[TASK INPUT]:
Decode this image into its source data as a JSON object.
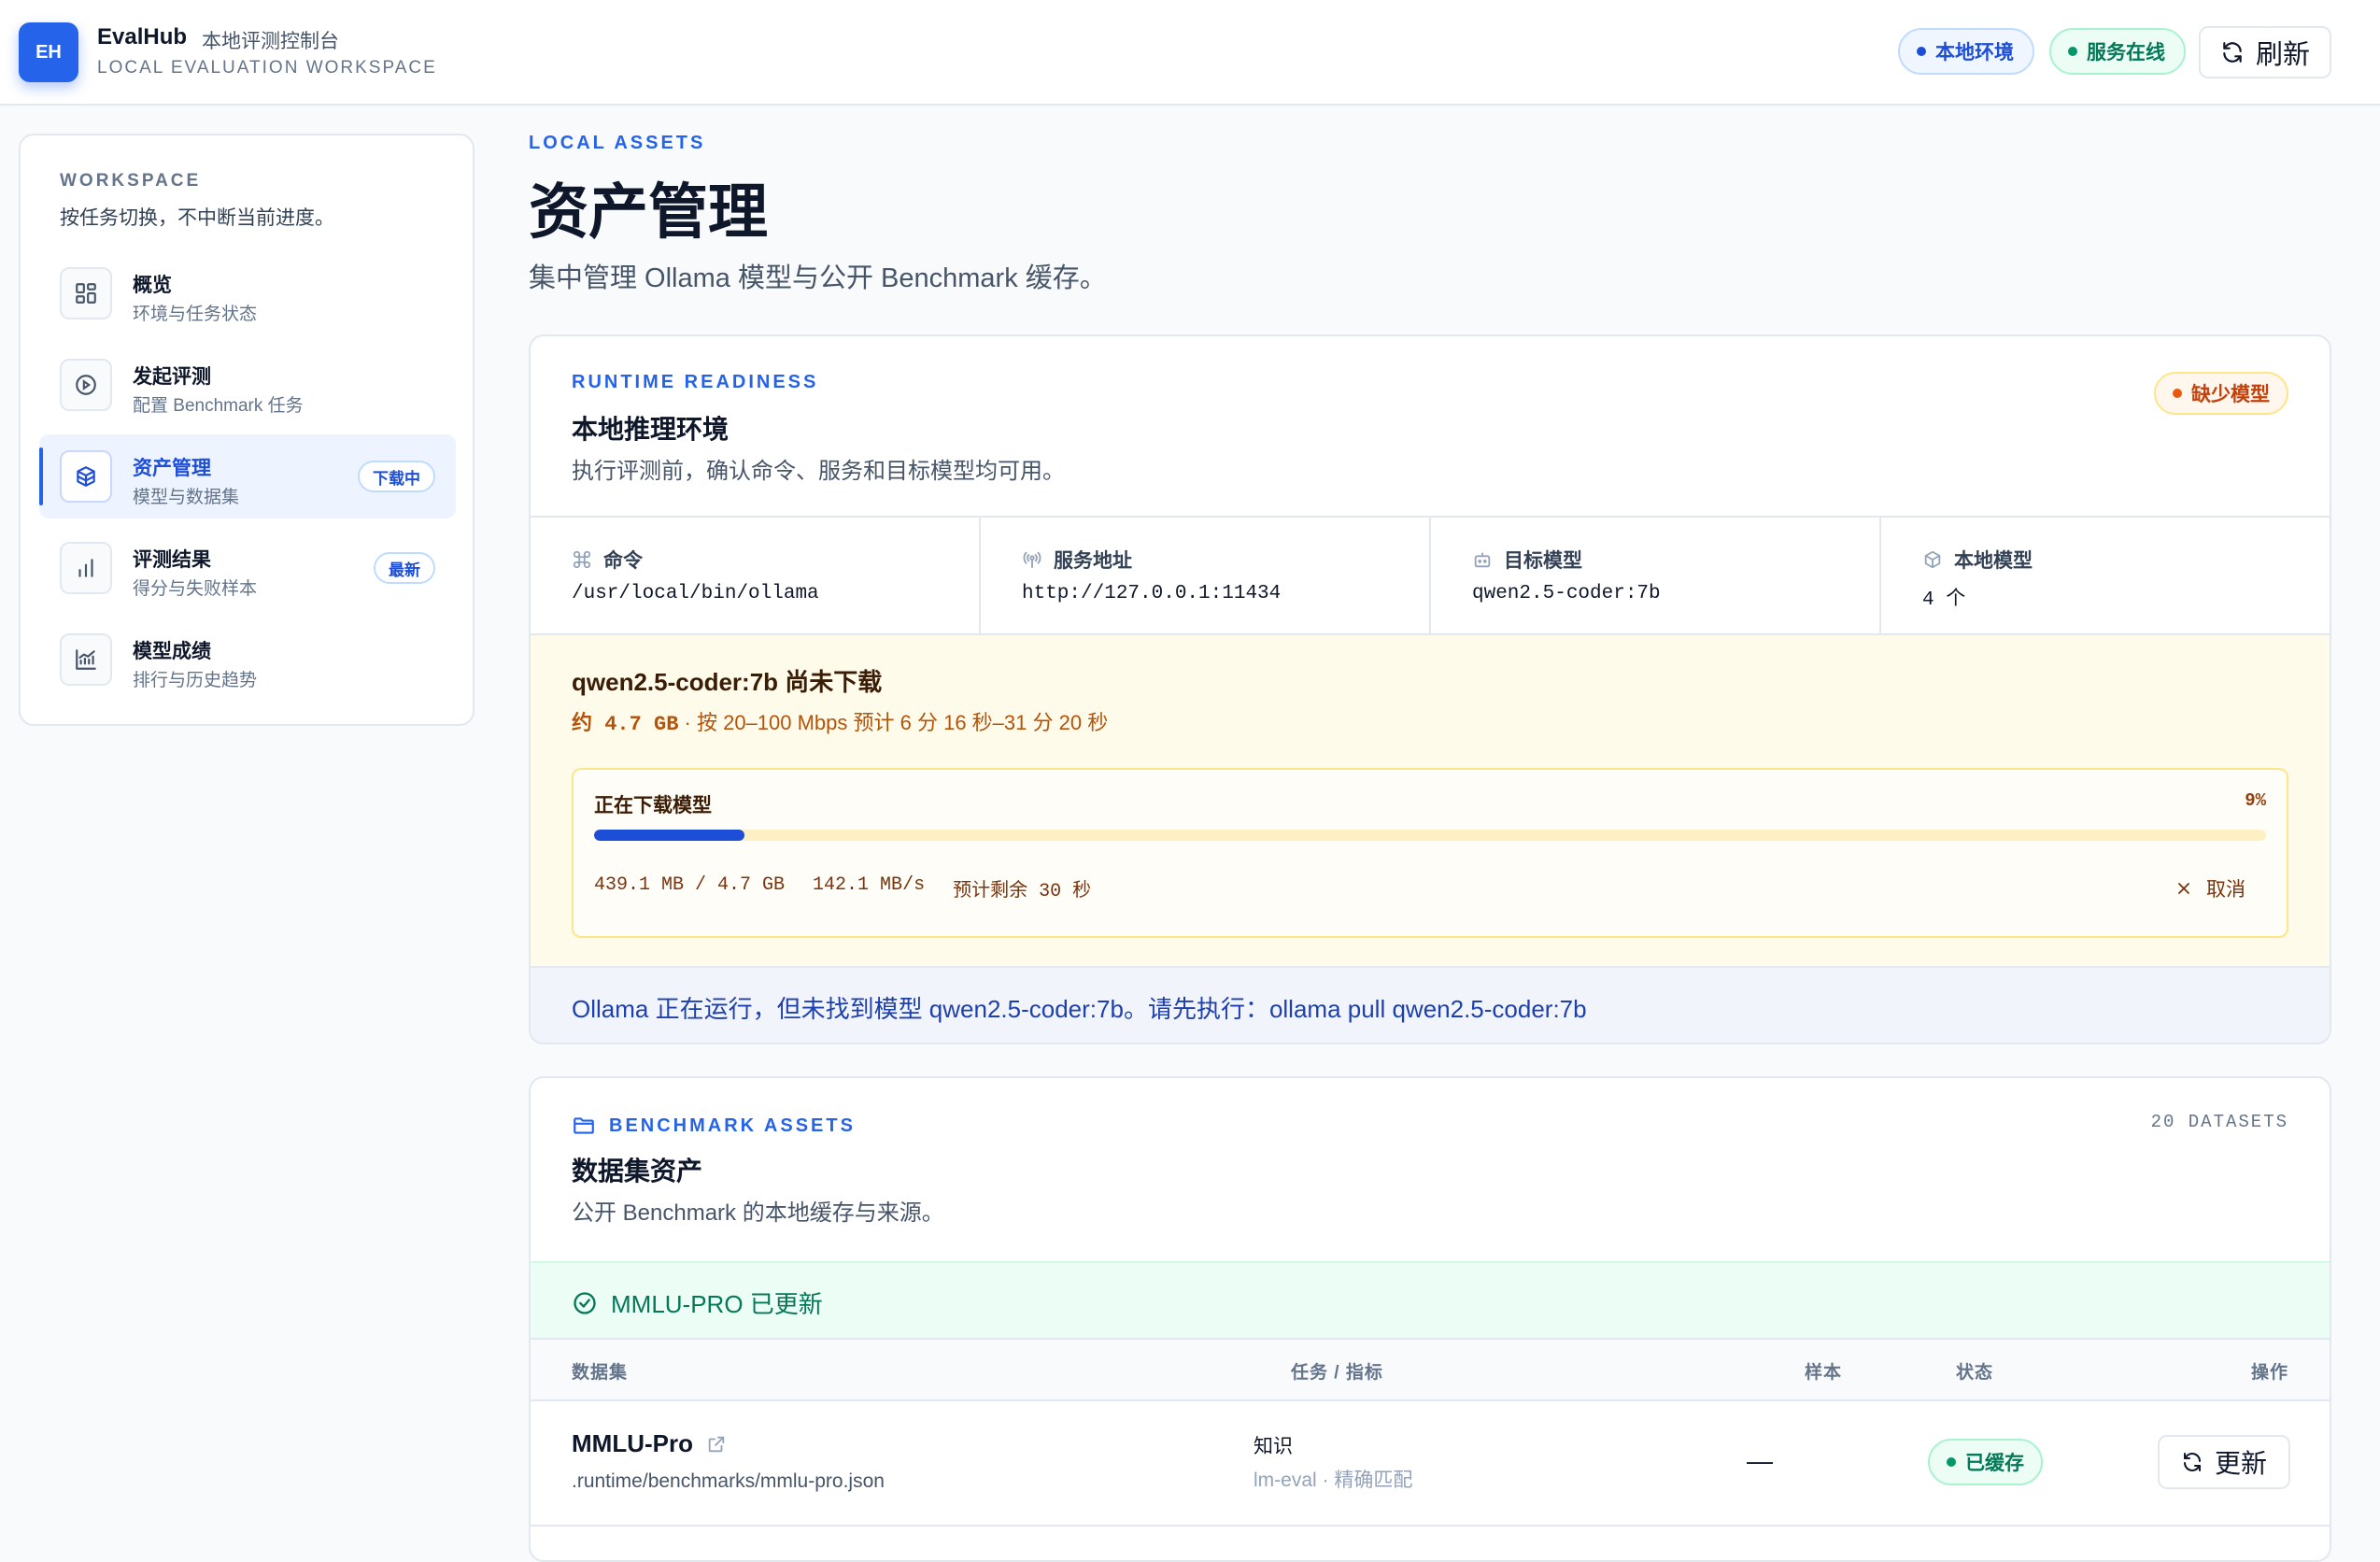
{
  "header": {
    "logo": "EH",
    "app_name": "EvalHub",
    "app_subtitle": "本地评测控制台",
    "app_tagline": "LOCAL EVALUATION WORKSPACE",
    "env_pill": "本地环境",
    "status_pill": "服务在线",
    "refresh_label": "刷新"
  },
  "sidebar": {
    "label": "WORKSPACE",
    "description": "按任务切换，不中断当前进度。",
    "items": [
      {
        "title": "概览",
        "subtitle": "环境与任务状态",
        "icon": "grid-icon"
      },
      {
        "title": "发起评测",
        "subtitle": "配置 Benchmark 任务",
        "icon": "play-circle-icon"
      },
      {
        "title": "资产管理",
        "subtitle": "模型与数据集",
        "icon": "box-icon",
        "badge": "下载中",
        "active": true
      },
      {
        "title": "评测结果",
        "subtitle": "得分与失败样本",
        "icon": "bar-chart-icon",
        "badge": "最新"
      },
      {
        "title": "模型成绩",
        "subtitle": "排行与历史趋势",
        "icon": "trend-chart-icon"
      }
    ]
  },
  "page": {
    "eyebrow": "LOCAL ASSETS",
    "title": "资产管理",
    "description": "集中管理 Ollama 模型与公开 Benchmark 缓存。"
  },
  "runtime": {
    "eyebrow": "RUNTIME READINESS",
    "title": "本地推理环境",
    "description": "执行评测前，确认命令、服务和目标模型均可用。",
    "status_pill": "缺少模型",
    "stats": [
      {
        "label": "命令",
        "value": "/usr/local/bin/ollama",
        "icon": "command-icon"
      },
      {
        "label": "服务地址",
        "value": "http://127.0.0.1:11434",
        "icon": "broadcast-icon"
      },
      {
        "label": "目标模型",
        "value": "qwen2.5-coder:7b",
        "icon": "bot-icon"
      },
      {
        "label": "本地模型",
        "value": "4 个",
        "icon": "cube-icon"
      }
    ],
    "download": {
      "title": "qwen2.5-coder:7b 尚未下载",
      "size": "约 4.7 GB",
      "estimate": " · 按 20–100 Mbps 预计 6 分 16 秒–31 分 20 秒",
      "progress_label": "正在下载模型",
      "progress_percent_text": "9%",
      "progress": 0.09,
      "transferred": "439.1 MB / 4.7 GB",
      "speed": "142.1 MB/s",
      "remaining": "预计剩余 30 秒",
      "cancel_label": "取消"
    },
    "info_message": "Ollama 正在运行，但未找到模型 qwen2.5-coder:7b。请先执行：ollama pull qwen2.5-coder:7b"
  },
  "datasets": {
    "eyebrow": "BENCHMARK ASSETS",
    "title": "数据集资产",
    "description": "公开 Benchmark 的本地缓存与来源。",
    "count_label": "20 DATASETS",
    "success_message": "MMLU-PRO 已更新",
    "columns": [
      "数据集",
      "任务 / 指标",
      "样本",
      "状态",
      "操作"
    ],
    "rows": [
      {
        "name": "MMLU-Pro",
        "path": ".runtime/benchmarks/mmlu-pro.json",
        "task": "知识",
        "metric": "lm-eval · 精确匹配",
        "samples": "—",
        "status": "已缓存",
        "action": "更新"
      }
    ]
  },
  "colors": {
    "accent": "#2563eb",
    "success": "#047857",
    "warning": "#c2410c",
    "info": "#1e40af"
  }
}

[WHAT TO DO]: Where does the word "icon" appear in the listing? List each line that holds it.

[SOLUTION TO THIS EXERCISE]:
        "icon": "grid-icon"
        "icon": "play-circle-icon"
        "icon": "box-icon",
        "icon": "bar-chart-icon",
        "icon": "trend-chart-icon"
        "icon": "command-icon"
        "icon": "broadcast-icon"
        "icon": "bot-icon"
        "icon": "cube-icon"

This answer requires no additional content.